[[ WORKING DATA open ]]

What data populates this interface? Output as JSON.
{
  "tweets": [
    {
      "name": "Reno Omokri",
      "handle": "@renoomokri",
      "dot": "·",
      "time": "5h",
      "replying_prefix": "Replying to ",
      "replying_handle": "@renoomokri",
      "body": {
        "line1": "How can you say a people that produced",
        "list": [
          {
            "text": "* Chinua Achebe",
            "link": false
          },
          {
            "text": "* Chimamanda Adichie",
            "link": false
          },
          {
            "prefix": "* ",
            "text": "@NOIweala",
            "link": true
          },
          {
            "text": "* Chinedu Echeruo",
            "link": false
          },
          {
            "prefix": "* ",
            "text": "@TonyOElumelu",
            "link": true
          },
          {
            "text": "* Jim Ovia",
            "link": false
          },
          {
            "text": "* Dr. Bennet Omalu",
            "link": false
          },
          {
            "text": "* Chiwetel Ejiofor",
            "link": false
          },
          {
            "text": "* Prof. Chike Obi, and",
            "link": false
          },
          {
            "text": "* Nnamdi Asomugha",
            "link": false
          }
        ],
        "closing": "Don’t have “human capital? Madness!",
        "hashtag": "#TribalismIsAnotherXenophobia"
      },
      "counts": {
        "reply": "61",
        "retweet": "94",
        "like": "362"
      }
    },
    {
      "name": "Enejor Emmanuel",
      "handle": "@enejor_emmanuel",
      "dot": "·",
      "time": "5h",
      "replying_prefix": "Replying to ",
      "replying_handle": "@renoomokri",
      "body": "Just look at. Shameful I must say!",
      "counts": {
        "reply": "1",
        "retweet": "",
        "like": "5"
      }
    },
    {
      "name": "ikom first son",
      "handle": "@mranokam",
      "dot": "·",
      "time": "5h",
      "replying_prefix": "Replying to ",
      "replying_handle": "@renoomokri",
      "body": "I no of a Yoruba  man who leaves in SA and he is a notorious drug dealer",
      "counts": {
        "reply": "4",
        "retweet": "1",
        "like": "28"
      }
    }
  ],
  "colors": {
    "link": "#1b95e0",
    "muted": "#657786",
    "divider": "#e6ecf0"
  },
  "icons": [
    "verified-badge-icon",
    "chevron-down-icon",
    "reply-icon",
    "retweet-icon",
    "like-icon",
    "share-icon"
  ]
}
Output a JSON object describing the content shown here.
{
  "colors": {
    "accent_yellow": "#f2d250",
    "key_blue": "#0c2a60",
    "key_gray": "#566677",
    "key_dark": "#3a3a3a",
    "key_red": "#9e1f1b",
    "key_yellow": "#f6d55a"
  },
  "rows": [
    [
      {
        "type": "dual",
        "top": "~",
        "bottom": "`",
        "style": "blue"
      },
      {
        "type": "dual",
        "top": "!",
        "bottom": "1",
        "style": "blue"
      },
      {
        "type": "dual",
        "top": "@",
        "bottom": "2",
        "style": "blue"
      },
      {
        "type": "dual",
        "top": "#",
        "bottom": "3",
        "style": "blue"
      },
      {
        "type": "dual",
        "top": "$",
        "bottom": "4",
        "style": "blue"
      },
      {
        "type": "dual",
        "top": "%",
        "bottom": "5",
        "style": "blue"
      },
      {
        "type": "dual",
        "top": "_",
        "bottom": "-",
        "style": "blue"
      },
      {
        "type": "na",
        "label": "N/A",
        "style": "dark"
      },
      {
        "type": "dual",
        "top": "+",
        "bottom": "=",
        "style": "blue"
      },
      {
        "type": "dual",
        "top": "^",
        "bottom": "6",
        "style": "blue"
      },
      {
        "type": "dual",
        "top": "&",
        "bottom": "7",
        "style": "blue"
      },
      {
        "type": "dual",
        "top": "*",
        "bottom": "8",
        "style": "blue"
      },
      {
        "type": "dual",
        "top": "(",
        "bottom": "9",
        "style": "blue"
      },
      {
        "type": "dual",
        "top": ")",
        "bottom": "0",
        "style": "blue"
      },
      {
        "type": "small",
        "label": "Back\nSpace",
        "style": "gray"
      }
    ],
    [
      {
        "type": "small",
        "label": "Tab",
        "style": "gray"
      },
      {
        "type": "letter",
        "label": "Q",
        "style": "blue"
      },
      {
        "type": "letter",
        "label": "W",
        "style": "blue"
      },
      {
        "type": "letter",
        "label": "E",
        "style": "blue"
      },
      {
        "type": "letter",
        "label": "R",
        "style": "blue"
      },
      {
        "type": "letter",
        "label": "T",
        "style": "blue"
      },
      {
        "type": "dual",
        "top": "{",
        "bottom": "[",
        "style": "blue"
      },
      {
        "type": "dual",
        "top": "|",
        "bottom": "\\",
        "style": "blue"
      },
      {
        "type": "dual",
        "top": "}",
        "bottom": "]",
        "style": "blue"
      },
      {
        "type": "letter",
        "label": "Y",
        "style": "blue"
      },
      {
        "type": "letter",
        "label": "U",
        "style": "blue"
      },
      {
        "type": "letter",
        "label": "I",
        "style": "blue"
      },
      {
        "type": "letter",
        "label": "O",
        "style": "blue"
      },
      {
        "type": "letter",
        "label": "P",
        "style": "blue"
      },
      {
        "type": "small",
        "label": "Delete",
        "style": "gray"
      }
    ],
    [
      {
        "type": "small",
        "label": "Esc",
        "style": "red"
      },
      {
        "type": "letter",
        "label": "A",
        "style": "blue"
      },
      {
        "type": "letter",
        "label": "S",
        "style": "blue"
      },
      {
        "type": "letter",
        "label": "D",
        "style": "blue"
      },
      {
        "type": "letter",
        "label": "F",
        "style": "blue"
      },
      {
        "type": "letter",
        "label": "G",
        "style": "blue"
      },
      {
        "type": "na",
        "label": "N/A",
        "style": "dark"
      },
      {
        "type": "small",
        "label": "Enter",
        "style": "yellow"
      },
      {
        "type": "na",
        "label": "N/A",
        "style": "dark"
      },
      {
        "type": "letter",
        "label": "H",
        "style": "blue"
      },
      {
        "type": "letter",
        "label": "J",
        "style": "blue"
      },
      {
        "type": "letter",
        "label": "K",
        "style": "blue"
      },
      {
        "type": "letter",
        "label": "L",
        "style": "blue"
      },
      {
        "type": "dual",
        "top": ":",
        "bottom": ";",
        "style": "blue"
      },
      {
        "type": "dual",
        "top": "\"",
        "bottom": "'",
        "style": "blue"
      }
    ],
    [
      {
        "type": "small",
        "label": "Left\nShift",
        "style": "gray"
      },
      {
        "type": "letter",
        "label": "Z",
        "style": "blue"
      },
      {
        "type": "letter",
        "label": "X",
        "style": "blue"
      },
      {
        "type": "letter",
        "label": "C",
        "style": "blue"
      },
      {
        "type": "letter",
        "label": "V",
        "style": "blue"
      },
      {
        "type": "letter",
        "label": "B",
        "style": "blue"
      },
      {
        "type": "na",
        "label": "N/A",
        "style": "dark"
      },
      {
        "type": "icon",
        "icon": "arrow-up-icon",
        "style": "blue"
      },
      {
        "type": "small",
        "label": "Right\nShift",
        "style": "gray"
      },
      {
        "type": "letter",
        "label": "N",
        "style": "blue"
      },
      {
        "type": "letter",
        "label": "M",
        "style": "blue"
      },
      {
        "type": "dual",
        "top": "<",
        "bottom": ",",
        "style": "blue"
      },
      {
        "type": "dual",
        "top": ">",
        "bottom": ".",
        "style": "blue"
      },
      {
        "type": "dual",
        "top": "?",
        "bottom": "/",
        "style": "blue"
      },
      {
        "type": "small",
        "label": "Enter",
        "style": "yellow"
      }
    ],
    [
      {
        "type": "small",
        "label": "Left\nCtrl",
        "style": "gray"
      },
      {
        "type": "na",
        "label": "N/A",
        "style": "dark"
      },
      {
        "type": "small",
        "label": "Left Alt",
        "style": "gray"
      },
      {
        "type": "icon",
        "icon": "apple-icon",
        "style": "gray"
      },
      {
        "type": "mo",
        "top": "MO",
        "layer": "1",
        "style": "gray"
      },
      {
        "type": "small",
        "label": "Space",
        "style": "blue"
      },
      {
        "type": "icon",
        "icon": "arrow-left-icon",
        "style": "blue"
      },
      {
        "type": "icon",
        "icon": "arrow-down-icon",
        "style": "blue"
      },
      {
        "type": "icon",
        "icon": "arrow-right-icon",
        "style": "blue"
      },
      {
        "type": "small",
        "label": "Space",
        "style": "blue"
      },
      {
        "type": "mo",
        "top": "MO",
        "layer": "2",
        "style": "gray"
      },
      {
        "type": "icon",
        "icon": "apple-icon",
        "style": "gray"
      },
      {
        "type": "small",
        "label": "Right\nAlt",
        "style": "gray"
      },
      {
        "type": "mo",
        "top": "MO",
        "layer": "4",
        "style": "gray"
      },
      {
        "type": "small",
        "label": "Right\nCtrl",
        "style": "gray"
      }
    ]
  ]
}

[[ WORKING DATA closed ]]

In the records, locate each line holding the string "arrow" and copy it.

▶ SOLUTION:
        "icon": "arrow-up-icon",
        "icon": "arrow-left-icon",
        "icon": "arrow-down-icon",
        "icon": "arrow-right-icon",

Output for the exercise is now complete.